Creative Team Understaffed?
As we continue on in the “Great Resignation” we’re seeing lots of changes in church staff. One of those specifically being in Creative teams + departments. As a creative team at TEG, we personally have witnessed this watching the influx of freelancers due to church employees leaving staff.
This is not to discredit the challenges in every ministry during the year 2020, however, there seemed to be additional pressure we are tending to forget that was forcefully placed on the creative departments of churches. The panic texts to the Social Media manager to keep the entire congregation updated on last-minute changes. The late-night emails or meeting with the communications team for another change in the plan. The spiritual pressure (but more realistically the pressure to perform) was placed on the worship team to keep an online audience engaged while looking into a dark and empty room filled with a few cameras. The production team had to transform into a TV broadcast team learning new filming skills and audio mixing for televisions and iPhone streaming rather than for a live audience.
All of that piled up over the course of the past 2 years. Some left in the middle of the pandemic as they saw other higher-paying opportunities in the marketplace that were paying triple or quadruple because everyone all of a sudden needed creative on their team who could crank out content at all of hours of the day. Other team members felt the guilt trip and have “stayed in line” but now that the big fight is over and things seem to be settling back down the trauma of change is getting to them and they feel the confidence to leave.
3 hard questions we have to ask churches we partner with are:
- How did you honestly handle the pandemic with your team?
- Are there things you need to apologize for?
- What does this team need to keep moving forward?
We keep thinking “the pandemic was 2 years ago” but the repercussions of it have lingered throughout those 2 years. Have you taken the time to evaluate how you handled leading during such a trying time? As the lead pastor of your staff or a leader of a ministry sat down with your creative team and thanked them for the sacrifices they made during 2020-2021? Have you taken them to lunch, given them an extra day off, or simply written them a note to let them know you saw the extra mile they served?
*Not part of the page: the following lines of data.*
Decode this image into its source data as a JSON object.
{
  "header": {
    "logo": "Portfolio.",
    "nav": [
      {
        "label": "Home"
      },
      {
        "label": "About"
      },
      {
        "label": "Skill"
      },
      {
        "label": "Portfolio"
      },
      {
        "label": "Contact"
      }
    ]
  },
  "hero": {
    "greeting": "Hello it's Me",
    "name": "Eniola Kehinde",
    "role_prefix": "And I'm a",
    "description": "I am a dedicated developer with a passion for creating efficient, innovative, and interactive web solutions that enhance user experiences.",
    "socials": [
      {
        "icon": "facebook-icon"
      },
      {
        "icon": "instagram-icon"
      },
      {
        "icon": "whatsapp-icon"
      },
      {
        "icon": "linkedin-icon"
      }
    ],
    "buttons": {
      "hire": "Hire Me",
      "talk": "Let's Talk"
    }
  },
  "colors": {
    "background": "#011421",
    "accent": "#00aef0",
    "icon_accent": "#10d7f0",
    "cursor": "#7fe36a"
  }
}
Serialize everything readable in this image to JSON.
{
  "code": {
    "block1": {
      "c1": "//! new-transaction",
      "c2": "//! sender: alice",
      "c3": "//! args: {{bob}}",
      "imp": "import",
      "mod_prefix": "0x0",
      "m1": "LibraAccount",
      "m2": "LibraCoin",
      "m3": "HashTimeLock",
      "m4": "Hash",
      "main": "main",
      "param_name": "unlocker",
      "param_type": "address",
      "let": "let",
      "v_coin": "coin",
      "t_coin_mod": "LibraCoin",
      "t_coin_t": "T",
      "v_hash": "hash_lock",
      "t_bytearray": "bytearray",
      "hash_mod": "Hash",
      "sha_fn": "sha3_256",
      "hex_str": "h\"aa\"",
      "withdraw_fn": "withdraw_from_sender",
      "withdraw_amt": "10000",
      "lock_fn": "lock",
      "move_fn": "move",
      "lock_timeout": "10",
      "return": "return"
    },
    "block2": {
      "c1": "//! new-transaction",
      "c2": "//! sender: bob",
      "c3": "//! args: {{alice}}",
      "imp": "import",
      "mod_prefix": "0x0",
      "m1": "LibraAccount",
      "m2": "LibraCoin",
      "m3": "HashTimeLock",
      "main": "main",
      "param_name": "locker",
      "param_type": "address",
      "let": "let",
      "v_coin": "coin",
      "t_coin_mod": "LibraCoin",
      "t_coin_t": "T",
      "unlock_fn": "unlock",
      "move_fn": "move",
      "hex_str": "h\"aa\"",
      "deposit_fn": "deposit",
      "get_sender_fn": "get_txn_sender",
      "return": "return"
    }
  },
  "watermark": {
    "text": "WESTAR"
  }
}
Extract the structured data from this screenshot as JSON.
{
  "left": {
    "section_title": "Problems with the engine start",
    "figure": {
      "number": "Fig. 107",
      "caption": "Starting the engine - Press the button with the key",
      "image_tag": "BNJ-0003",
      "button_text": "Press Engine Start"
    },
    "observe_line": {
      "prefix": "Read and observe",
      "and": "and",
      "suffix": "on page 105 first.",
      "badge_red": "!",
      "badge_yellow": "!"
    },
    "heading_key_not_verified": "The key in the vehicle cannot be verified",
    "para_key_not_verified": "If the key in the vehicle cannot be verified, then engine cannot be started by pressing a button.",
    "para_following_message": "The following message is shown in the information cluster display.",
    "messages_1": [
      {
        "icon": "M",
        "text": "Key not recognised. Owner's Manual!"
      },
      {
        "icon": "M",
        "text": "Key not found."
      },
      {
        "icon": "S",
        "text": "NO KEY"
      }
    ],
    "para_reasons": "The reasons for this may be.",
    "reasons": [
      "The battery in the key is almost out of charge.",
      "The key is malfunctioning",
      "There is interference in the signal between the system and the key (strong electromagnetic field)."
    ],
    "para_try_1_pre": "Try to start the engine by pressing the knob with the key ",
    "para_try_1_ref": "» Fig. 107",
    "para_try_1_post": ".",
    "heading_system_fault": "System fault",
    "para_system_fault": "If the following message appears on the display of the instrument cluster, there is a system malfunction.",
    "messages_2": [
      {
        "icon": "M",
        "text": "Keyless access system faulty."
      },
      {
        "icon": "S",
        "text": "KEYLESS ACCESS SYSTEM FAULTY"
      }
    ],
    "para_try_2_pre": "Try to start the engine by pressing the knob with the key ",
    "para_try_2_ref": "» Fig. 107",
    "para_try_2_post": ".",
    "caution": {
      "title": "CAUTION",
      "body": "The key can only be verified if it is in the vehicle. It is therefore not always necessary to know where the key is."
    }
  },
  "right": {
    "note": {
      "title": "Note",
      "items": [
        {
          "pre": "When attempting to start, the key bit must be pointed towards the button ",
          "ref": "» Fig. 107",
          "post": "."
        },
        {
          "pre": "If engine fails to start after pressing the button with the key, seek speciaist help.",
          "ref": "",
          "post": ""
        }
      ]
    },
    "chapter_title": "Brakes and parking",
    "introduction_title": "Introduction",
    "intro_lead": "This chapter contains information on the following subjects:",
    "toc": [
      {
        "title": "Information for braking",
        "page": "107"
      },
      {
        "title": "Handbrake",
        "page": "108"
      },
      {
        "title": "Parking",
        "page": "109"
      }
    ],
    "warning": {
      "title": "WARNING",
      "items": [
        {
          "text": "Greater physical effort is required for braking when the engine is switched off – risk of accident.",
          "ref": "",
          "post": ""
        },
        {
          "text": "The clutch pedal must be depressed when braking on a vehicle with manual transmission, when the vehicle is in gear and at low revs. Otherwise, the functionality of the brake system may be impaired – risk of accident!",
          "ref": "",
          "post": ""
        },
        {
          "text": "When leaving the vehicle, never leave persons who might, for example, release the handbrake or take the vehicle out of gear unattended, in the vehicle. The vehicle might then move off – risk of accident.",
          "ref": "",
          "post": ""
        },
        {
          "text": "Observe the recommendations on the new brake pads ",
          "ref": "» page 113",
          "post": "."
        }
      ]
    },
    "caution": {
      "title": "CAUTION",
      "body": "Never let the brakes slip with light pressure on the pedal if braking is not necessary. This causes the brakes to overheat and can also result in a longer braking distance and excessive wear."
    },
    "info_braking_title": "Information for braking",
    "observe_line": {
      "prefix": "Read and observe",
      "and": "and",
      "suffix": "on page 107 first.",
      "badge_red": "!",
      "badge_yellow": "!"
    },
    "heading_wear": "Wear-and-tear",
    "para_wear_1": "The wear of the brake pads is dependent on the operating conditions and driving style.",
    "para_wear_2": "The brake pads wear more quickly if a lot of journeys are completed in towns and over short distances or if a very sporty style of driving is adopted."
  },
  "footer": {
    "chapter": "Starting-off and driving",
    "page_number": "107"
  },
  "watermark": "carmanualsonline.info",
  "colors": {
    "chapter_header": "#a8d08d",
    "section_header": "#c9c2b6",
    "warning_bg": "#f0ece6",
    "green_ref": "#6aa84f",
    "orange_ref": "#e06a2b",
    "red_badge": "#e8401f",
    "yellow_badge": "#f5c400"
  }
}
Are there things you need to apologize for? Because it’s not too late. We all had tough conversations during some panic. We had short replies or snippy actions. We all had moments we could have requested for assets to the creative team in a nicer tone or spent more time thanking the people who served on those late nights. Humility in leadership is an extremely important trait we need to visibly see in leaders we work with. Acknowledging and apologizing, yes even 2 years later, is extremely important.
And lastly, what does this team need to keep moving forward? With so much change, this team probably has some pretty good ideas on what they need to keep pressing forward for this new season. Sometimes as leaders, we want to solve all the problems for them, however, have you taken the time to hear the production leader out? How about the graphic designer? Or the music director? Listening and taking their feedback into consideration as you are looking for the next creative players to join your team is so important. Maybe it’s as simple as a few days off – maybe it’s outsourcing the next sermon series or simply planning out your series a bit farther in advance so they don’t continue to have PTSD from rushed last-minute changes. 👀Or maybe it’s finally making room in the budget to not just give a bonus, but match the going rate for a creative position in the marketplace.
We all want to feel valued, and it all starts with a conversation and honesty.
TEG has had the honor to partner with a few churches recently going through a transition in their communications, marketing, and creative team. Sometimes you have somebody who is high capacity but at the end of the day, the team is still understaffed. We like to come alongside this team during a difficult season and evaluate, support and train your team for 6-12 months while you get back on your feet.
Our heart is not to take Churches on as clients for years at a time. We truly do believe the local church is the hope of the world, and we want to do whatever it takes to support you and your team to become a healthy team again.
If you find yourself looking for creative support during this season, TEG would love to walk alongside your team as you rebuild your creative team.